Carlton played a major role in getting me ready for this exam. He sat down with me every week to discuss and go through blind tasting. He also gave me pointers and areas to focus on for the service portion. Occasionally he would ask me theory questions while I was working the floor which made them more difficult. Lastly, he would just make sure I wasn’t too stressed out with the upcoming exam by joking around and talking to me about something other than wine…. That was really needed. He has become a great friend and mentor.

TLN: Where was the exam held and can you describe what the testing setting, process was like – how many candidates tested and of that number, how many passed?

The exam was held in Portland, Oregon, at The Hotel Monaco. One part of the test was administered a day then results were given the last day of examination. Day 1 was the service exam which consisted of two tables’ mock Champagne service and red wine decanting. Day 2 was blind tasting where you have 25 minutes to go through six wines and come up with a conclusion. Day 3 was the written theory exam which covered questions about wine regions all over the world while also including questions about spirits and wine program management. After each exam there was a lot of waiting and wondering about how you did on that part while trying to get your mind focused for the next exam. This spring, 66 candidates took the test (their largest class ever) and 18 people passed.

  • TLN: What are some of the most fascinating things you learned in this process?

NB: During preparation for this test, you really learn a lot about yourself and how hard you can push yourself in order to accomplish your goals.

  • TLN: What other mentors, both locally and nationally, did you have and what role did they play?

Locally, both Carlton McCoy and Jay Fletcher. They gave up so much of their free time each week to ensure I was prepared for this exam. Without these two gentleman I wouldn’t have been as confident about my chances to pass this exam. John Ragan, Wine Director of Union Square Hospitality Group, gave me my first shot at being a sommelier in New York City.
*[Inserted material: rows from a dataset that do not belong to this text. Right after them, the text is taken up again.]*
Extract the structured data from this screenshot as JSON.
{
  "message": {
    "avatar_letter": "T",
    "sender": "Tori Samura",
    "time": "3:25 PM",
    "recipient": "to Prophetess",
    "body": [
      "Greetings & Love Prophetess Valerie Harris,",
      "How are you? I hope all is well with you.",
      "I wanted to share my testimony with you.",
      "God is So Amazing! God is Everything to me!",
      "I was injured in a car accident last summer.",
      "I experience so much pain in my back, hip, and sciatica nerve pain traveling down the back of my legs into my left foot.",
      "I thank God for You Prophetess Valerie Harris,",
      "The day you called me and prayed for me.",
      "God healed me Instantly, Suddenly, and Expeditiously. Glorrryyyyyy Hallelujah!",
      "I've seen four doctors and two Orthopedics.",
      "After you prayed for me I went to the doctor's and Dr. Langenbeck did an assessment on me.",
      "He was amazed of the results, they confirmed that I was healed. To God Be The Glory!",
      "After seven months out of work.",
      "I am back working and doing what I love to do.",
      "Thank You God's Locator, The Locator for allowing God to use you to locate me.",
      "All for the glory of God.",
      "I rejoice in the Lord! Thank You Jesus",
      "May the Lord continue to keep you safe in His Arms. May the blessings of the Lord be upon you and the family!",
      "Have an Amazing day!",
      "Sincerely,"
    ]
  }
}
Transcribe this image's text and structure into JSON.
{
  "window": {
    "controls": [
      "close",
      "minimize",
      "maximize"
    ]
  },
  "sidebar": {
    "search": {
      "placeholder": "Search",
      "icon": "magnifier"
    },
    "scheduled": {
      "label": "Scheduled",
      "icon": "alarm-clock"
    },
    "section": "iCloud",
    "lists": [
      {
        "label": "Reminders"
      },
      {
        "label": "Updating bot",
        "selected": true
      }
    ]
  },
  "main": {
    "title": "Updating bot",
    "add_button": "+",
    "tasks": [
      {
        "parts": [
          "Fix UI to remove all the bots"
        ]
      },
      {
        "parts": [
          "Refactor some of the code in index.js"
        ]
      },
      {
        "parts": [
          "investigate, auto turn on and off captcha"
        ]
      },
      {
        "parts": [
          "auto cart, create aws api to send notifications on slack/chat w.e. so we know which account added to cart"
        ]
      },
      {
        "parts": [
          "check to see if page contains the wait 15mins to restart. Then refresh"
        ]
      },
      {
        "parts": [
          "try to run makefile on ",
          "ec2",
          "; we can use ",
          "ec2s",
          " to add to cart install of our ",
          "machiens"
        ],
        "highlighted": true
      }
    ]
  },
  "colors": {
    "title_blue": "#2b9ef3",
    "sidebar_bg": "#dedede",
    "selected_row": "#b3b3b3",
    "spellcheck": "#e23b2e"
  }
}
John taught me a lot about service and that being a sommelier just isn’t about serving wine, but being able to master and skillfully accomplish anything required on a restaurant floor. Lastly Dustin Wilson, Wine Director of Eleven Madison Park, was very influential in my growth as a sommelier when I was in NYC. He showed me that wine service can be done in a fun and approachable manner, even in a fine dining setting. I am very thankful and lucky to have the support and mentorship of these four great sommeliers.

TLN: Do you have a favorite wine…or a summer wine recommendation?

NB: The first thing I opened when I passed was a great bottle of Chablis! So that is what I would recommend for the summertime. You can still find great value in this area.

Come visit Nick at The Little Nell and celebrate his success at element 47, open this spring through April 19, then reopening for summer in late May. For reservations, please call 970.920.6330.